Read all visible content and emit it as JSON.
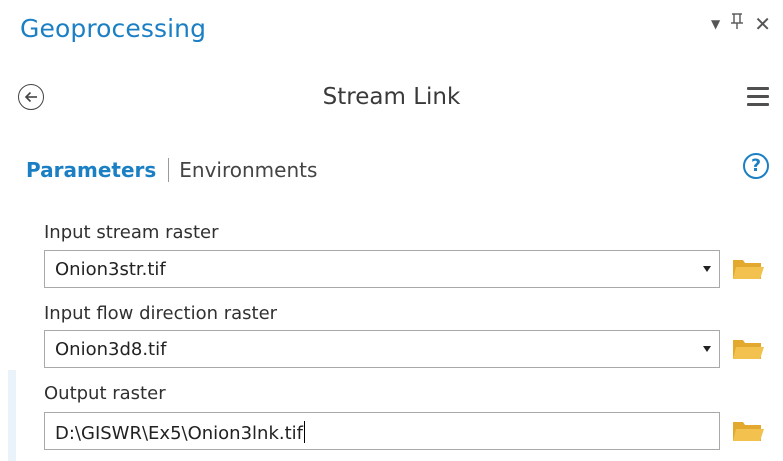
{
  "panel": {
    "title": "Geoprocessing",
    "controls": {
      "dropdown_icon": "dropdown-arrow-icon",
      "pin_icon": "pin-icon",
      "close_icon": "close-icon",
      "dropdown_glyph": "▼",
      "pin_glyph": "ᛩ",
      "close_glyph": "✕"
    }
  },
  "tool": {
    "title": "Stream Link",
    "back_icon": "back-arrow-icon",
    "menu_icon": "hamburger-menu-icon"
  },
  "tabs": {
    "parameters": "Parameters",
    "environments": "Environments",
    "help_glyph": "?"
  },
  "params": [
    {
      "label": "Input stream raster",
      "value": "Onion3str.tif",
      "has_dropdown": true
    },
    {
      "label": "Input flow direction raster",
      "value": "Onion3d8.tif",
      "has_dropdown": true
    },
    {
      "label": "Output raster",
      "value": "D:\\GISWR\\Ex5\\Onion3lnk.tif",
      "has_dropdown": false
    }
  ],
  "colors": {
    "accent": "#1b7fc4",
    "folder": "#f2c14e",
    "field_border": "#a9a9a9"
  }
}
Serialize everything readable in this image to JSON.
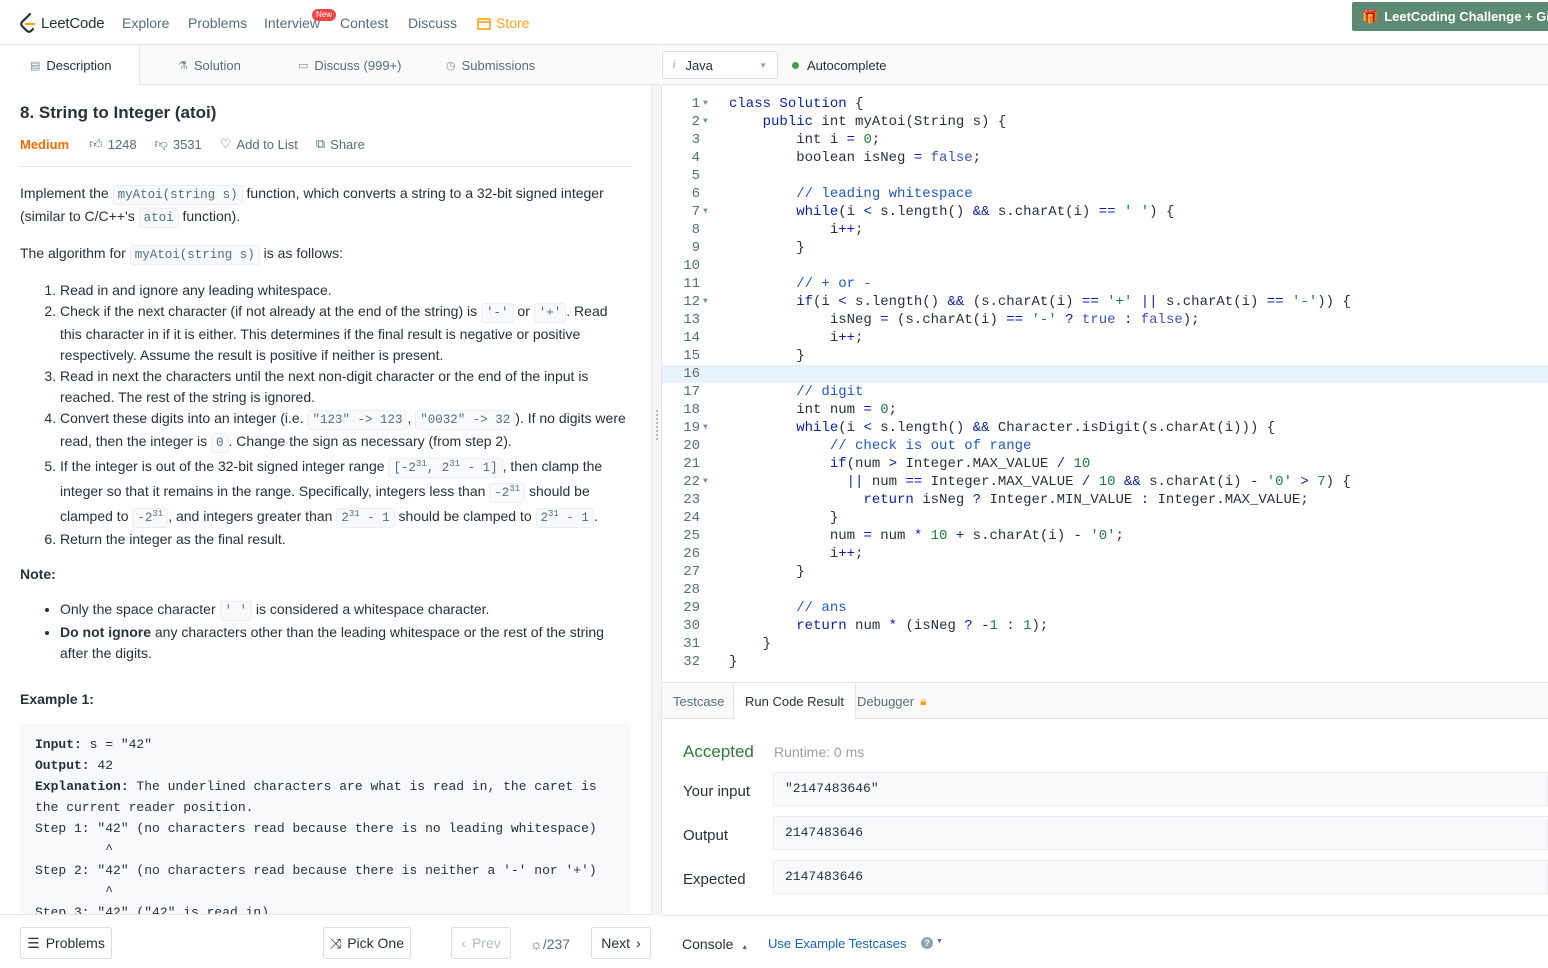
{
  "nav": {
    "logo": "LeetCode",
    "links": [
      "Explore",
      "Problems",
      "Interview",
      "Contest",
      "Discuss",
      "Store"
    ],
    "new_badge": "New",
    "challenge": "LeetCoding Challenge + Gi"
  },
  "tabs": [
    {
      "label": "Description",
      "icon": "document-icon"
    },
    {
      "label": "Solution",
      "icon": "flask-icon"
    },
    {
      "label": "Discuss (999+)",
      "icon": "chat-icon"
    },
    {
      "label": "Submissions",
      "icon": "clock-icon"
    }
  ],
  "problem": {
    "title": "8. String to Integer (atoi)",
    "difficulty": "Medium",
    "likes": "1248",
    "dislikes": "3531",
    "add_to_list": "Add to List",
    "share": "Share",
    "intro_1": "Implement the ",
    "intro_code1": "myAtoi(string s)",
    "intro_2": " function, which converts a string to a 32-bit signed integer (similar to C/C++'s ",
    "intro_code2": "atoi",
    "intro_3": " function).",
    "algo_1": "The algorithm for ",
    "algo_code": "myAtoi(string s)",
    "algo_2": " is as follows:",
    "steps": {
      "s1": "Read in and ignore any leading whitespace.",
      "s2a": "Check if the next character (if not already at the end of the string) is ",
      "s2c1": "'-'",
      "s2b": " or ",
      "s2c2": "'+'",
      "s2d": ". Read this character in if it is either. This determines if the final result is negative or positive respectively. Assume the result is positive if neither is present.",
      "s3": "Read in next the characters until the next non-digit character or the end of the input is reached. The rest of the string is ignored.",
      "s4a": "Convert these digits into an integer (i.e. ",
      "s4c1": "\"123\" -> 123",
      "s4b": ", ",
      "s4c2": "\"0032\" -> 32",
      "s4d": "). If no digits were read, then the integer is ",
      "s4c3": "0",
      "s4e": ". Change the sign as necessary (from step 2).",
      "s5a": "If the integer is out of the 32-bit signed integer range ",
      "s5b": ", then clamp the integer so that it remains in the range. Specifically, integers less than ",
      "s5c": " should be clamped to ",
      "s5d": ", and integers greater than ",
      "s5e": " should be clamped to ",
      "s6": "Return the integer as the final result."
    },
    "note_label": "Note:",
    "note1a": "Only the space character ",
    "note1c": "' '",
    "note1b": " is considered a whitespace character.",
    "note2b": "Do not ignore",
    "note2": " any characters other than the leading whitespace or the rest of the string after the digits.",
    "example_label": "Example 1:",
    "example_lines": [
      "Input: s = \"42\"",
      "Output: 42",
      "Explanation: The underlined characters are what is read in, the caret is",
      "the current reader position.",
      "Step 1: \"42\" (no characters read because there is no leading whitespace)",
      "         ^",
      "Step 2: \"42\" (no characters read because there is neither a '-' nor '+')",
      "         ^",
      "Step 3: \"42\" (\"42\" is read in)"
    ]
  },
  "bottom_left": {
    "problems": "Problems",
    "pick_one": "Pick One",
    "prev": "Prev",
    "pager": "/237",
    "next": "Next"
  },
  "editor": {
    "language": "Java",
    "autocomplete": "Autocomplete",
    "highlight_line": 16,
    "line_numbers": [
      "1",
      "2",
      "3",
      "4",
      "5",
      "6",
      "7",
      "8",
      "9",
      "10",
      "11",
      "12",
      "13",
      "14",
      "15",
      "16",
      "17",
      "18",
      "19",
      "20",
      "21",
      "22",
      "23",
      "24",
      "25",
      "26",
      "27",
      "28",
      "29",
      "30",
      "31",
      "32"
    ],
    "fold_lines": [
      1,
      2,
      7,
      12,
      19,
      22
    ]
  },
  "result": {
    "tabs": [
      "Testcase",
      "Run Code Result",
      "Debugger"
    ],
    "status": "Accepted",
    "runtime": "Runtime: 0 ms",
    "input_label": "Your input",
    "input_value": "\"2147483646\"",
    "output_label": "Output",
    "output_value": "2147483646",
    "expected_label": "Expected",
    "expected_value": "2147483646"
  },
  "bottom_right": {
    "console": "Console",
    "use_example": "Use Example Testcases"
  },
  "colors": {
    "medium": "#ef6c00",
    "accepted": "#2e7d32",
    "store": "#ffa116",
    "keyword": "#0b24a5",
    "comment": "#1e58c5",
    "highlight": "#e8f2ff"
  }
}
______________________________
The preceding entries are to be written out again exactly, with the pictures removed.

▶ Expected answer
Read all visible content and emit it as JSON.
{
  "panel": {
    "title": "Geoprocessing",
    "controls": {
      "dropdown_icon": "dropdown-arrow-icon",
      "pin_icon": "pin-icon",
      "close_icon": "close-icon",
      "dropdown_glyph": "▼",
      "pin_glyph": "ᛩ",
      "close_glyph": "✕"
    }
  },
  "tool": {
    "title": "Stream Link",
    "back_icon": "back-arrow-icon",
    "menu_icon": "hamburger-menu-icon"
  },
  "tabs": {
    "parameters": "Parameters",
    "environments": "Environments",
    "help_glyph": "?"
  },
  "params": [
    {
      "label": "Input stream raster",
      "value": "Onion3str.tif",
      "has_dropdown": true
    },
    {
      "label": "Input flow direction raster",
      "value": "Onion3d8.tif",
      "has_dropdown": true
    },
    {
      "label": "Output raster",
      "value": "D:\\GISWR\\Ex5\\Onion3lnk.tif",
      "has_dropdown": false
    }
  ],
  "colors": {
    "accent": "#1b7fc4",
    "folder": "#f2c14e",
    "field_border": "#a9a9a9"
  }
}
Serialize everything readable in this image to JSON.
{
  "nav": {
    "logo": "LeetCode",
    "links": [
      "Explore",
      "Problems",
      "Interview",
      "Contest",
      "Discuss",
      "Store"
    ],
    "new_badge": "New",
    "challenge": "LeetCoding Challenge + Gi"
  },
  "tabs": [
    {
      "label": "Description",
      "icon": "document-icon"
    },
    {
      "label": "Solution",
      "icon": "flask-icon"
    },
    {
      "label": "Discuss (999+)",
      "icon": "chat-icon"
    },
    {
      "label": "Submissions",
      "icon": "clock-icon"
    }
  ],
  "problem": {
    "title": "8. String to Integer (atoi)",
    "difficulty": "Medium",
    "likes": "1248",
    "dislikes": "3531",
    "add_to_list": "Add to List",
    "share": "Share",
    "intro_1": "Implement the ",
    "intro_code1": "myAtoi(string s)",
    "intro_2": " function, which converts a string to a 32-bit signed integer (similar to C/C++'s ",
    "intro_code2": "atoi",
    "intro_3": " function).",
    "algo_1": "The algorithm for ",
    "algo_code": "myAtoi(string s)",
    "algo_2": " is as follows:",
    "steps": {
      "s1": "Read in and ignore any leading whitespace.",
      "s2a": "Check if the next character (if not already at the end of the string) is ",
      "s2c1": "'-'",
      "s2b": " or ",
      "s2c2": "'+'",
      "s2d": ". Read this character in if it is either. This determines if the final result is negative or positive respectively. Assume the result is positive if neither is present.",
      "s3": "Read in next the characters until the next non-digit character or the end of the input is reached. The rest of the string is ignored.",
      "s4a": "Convert these digits into an integer (i.e. ",
      "s4c1": "\"123\" -> 123",
      "s4b": ", ",
      "s4c2": "\"0032\" -> 32",
      "s4d": "). If no digits were read, then the integer is ",
      "s4c3": "0",
      "s4e": ". Change the sign as necessary (from step 2).",
      "s5a": "If the integer is out of the 32-bit signed integer range ",
      "s5b": ", then clamp the integer so that it remains in the range. Specifically, integers less than ",
      "s5c": " should be clamped to ",
      "s5d": ", and integers greater than ",
      "s5e": " should be clamped to ",
      "s6": "Return the integer as the final result."
    },
    "note_label": "Note:",
    "note1a": "Only the space character ",
    "note1c": "' '",
    "note1b": " is considered a whitespace character.",
    "note2b": "Do not ignore",
    "note2": " any characters other than the leading whitespace or the rest of the string after the digits.",
    "example_label": "Example 1:",
    "example_lines": [
      "Input: s = \"42\"",
      "Output: 42",
      "Explanation: The underlined characters are what is read in, the caret is",
      "the current reader position.",
      "Step 1: \"42\" (no characters read because there is no leading whitespace)",
      "         ^",
      "Step 2: \"42\" (no characters read because there is neither a '-' nor '+')",
      "         ^",
      "Step 3: \"42\" (\"42\" is read in)"
    ]
  },
  "bottom_left": {
    "problems": "Problems",
    "pick_one": "Pick One",
    "prev": "Prev",
    "pager": "/237",
    "next": "Next"
  },
  "editor": {
    "language": "Java",
    "autocomplete": "Autocomplete",
    "highlight_line": 16,
    "line_numbers": [
      "1",
      "2",
      "3",
      "4",
      "5",
      "6",
      "7",
      "8",
      "9",
      "10",
      "11",
      "12",
      "13",
      "14",
      "15",
      "16",
      "17",
      "18",
      "19",
      "20",
      "21",
      "22",
      "23",
      "24",
      "25",
      "26",
      "27",
      "28",
      "29",
      "30",
      "31",
      "32"
    ],
    "fold_lines": [
      1,
      2,
      7,
      12,
      19,
      22
    ]
  },
  "result": {
    "tabs": [
      "Testcase",
      "Run Code Result",
      "Debugger"
    ],
    "status": "Accepted",
    "runtime": "Runtime: 0 ms",
    "input_label": "Your input",
    "input_value": "\"2147483646\"",
    "output_label": "Output",
    "output_value": "2147483646",
    "expected_label": "Expected",
    "expected_value": "2147483646"
  },
  "bottom_right": {
    "console": "Console",
    "use_example": "Use Example Testcases"
  },
  "colors": {
    "medium": "#ef6c00",
    "accepted": "#2e7d32",
    "store": "#ffa116",
    "keyword": "#0b24a5",
    "comment": "#1e58c5",
    "highlight": "#e8f2ff"
  }
}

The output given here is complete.